[Start of Attachment]
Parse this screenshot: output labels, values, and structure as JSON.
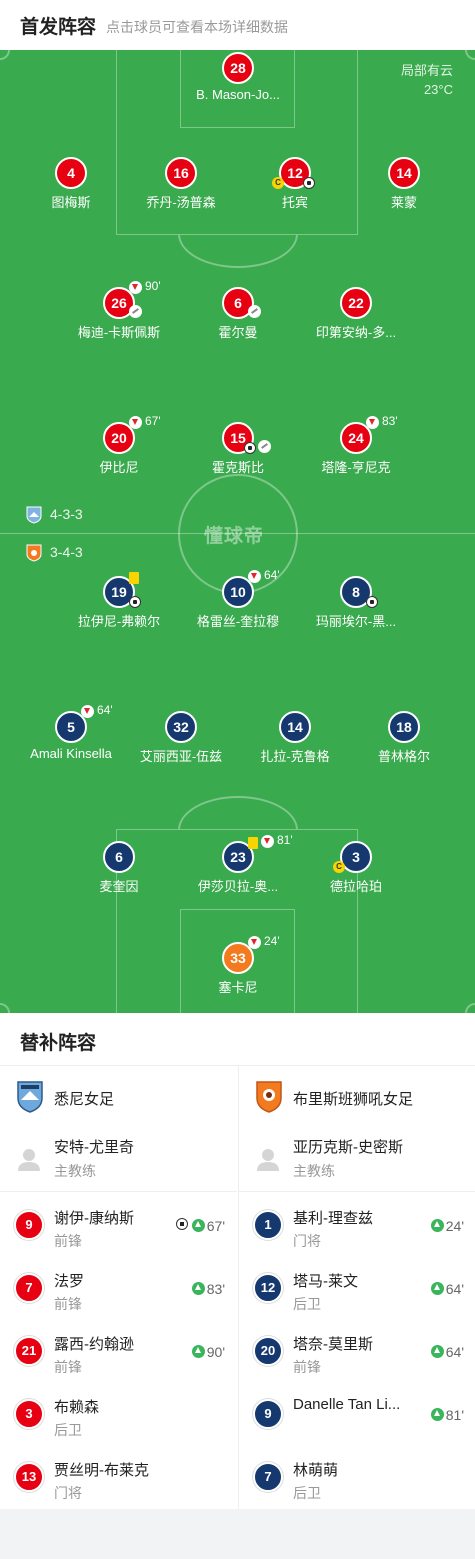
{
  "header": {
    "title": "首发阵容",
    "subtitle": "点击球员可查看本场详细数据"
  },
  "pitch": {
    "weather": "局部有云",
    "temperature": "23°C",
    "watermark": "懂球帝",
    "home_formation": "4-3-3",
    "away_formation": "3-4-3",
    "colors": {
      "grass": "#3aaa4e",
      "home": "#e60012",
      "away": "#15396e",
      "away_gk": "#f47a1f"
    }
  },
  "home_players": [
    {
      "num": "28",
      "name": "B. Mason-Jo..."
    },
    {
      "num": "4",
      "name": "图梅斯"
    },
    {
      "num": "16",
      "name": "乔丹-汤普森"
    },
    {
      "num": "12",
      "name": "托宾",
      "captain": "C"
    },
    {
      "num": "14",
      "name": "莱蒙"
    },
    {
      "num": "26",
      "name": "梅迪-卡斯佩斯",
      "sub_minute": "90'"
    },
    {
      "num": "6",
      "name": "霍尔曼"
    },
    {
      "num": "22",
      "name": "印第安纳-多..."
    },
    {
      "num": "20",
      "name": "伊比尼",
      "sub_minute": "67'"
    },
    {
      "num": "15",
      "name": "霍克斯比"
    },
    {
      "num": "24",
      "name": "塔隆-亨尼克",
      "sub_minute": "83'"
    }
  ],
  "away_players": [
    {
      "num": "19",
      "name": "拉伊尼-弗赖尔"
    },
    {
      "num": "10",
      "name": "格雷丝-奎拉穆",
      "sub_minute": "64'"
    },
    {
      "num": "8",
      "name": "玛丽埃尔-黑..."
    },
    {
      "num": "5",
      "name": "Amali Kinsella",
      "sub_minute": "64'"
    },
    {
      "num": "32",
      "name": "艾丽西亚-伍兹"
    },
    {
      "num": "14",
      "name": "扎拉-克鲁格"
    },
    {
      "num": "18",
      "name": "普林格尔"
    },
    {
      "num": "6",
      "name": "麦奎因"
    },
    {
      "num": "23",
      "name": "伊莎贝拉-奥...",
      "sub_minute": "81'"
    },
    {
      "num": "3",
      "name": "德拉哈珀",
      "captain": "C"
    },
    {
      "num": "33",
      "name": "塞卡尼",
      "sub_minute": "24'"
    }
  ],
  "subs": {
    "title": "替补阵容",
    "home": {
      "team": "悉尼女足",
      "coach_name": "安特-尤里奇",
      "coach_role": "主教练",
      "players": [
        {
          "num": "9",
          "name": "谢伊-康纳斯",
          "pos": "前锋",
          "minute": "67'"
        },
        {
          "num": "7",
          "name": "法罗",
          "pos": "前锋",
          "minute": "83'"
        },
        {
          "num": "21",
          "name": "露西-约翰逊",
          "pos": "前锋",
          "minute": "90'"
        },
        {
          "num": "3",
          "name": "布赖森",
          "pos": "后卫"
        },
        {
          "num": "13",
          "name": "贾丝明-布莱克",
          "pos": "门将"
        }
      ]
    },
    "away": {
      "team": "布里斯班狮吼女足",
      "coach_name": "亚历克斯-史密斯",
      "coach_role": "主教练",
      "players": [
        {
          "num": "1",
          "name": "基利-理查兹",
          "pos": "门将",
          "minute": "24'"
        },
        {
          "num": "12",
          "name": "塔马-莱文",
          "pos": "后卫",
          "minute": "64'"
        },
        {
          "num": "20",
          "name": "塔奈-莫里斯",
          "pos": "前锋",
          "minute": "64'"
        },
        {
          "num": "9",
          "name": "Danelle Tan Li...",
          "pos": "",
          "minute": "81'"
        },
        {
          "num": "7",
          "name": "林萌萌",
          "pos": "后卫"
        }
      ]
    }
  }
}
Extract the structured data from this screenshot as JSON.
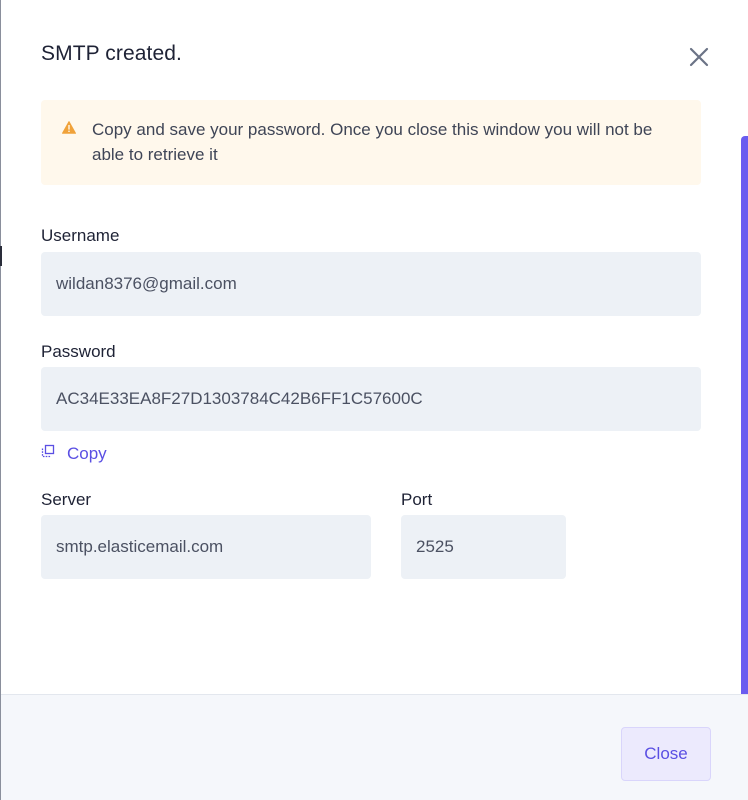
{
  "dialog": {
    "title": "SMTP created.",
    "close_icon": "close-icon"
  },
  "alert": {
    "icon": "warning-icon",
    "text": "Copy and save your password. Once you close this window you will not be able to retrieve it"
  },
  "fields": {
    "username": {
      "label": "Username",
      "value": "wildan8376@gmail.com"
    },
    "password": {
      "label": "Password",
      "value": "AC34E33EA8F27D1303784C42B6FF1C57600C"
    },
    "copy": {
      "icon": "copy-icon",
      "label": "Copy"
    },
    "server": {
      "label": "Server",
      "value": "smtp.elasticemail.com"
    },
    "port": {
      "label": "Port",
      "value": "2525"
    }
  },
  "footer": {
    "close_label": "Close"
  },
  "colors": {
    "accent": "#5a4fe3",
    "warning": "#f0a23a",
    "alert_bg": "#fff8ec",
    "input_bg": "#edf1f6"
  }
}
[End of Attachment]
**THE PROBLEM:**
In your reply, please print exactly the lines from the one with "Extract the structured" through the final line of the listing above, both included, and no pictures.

**REPLY TO THE TASK:**
Extract the structured data from this screenshot as JSON.
{
  "dialog": {
    "title": "SMTP created.",
    "close_icon": "close-icon"
  },
  "alert": {
    "icon": "warning-icon",
    "text": "Copy and save your password. Once you close this window you will not be able to retrieve it"
  },
  "fields": {
    "username": {
      "label": "Username",
      "value": "wildan8376@gmail.com"
    },
    "password": {
      "label": "Password",
      "value": "AC34E33EA8F27D1303784C42B6FF1C57600C"
    },
    "copy": {
      "icon": "copy-icon",
      "label": "Copy"
    },
    "server": {
      "label": "Server",
      "value": "smtp.elasticemail.com"
    },
    "port": {
      "label": "Port",
      "value": "2525"
    }
  },
  "footer": {
    "close_label": "Close"
  },
  "colors": {
    "accent": "#5a4fe3",
    "warning": "#f0a23a",
    "alert_bg": "#fff8ec",
    "input_bg": "#edf1f6"
  }
}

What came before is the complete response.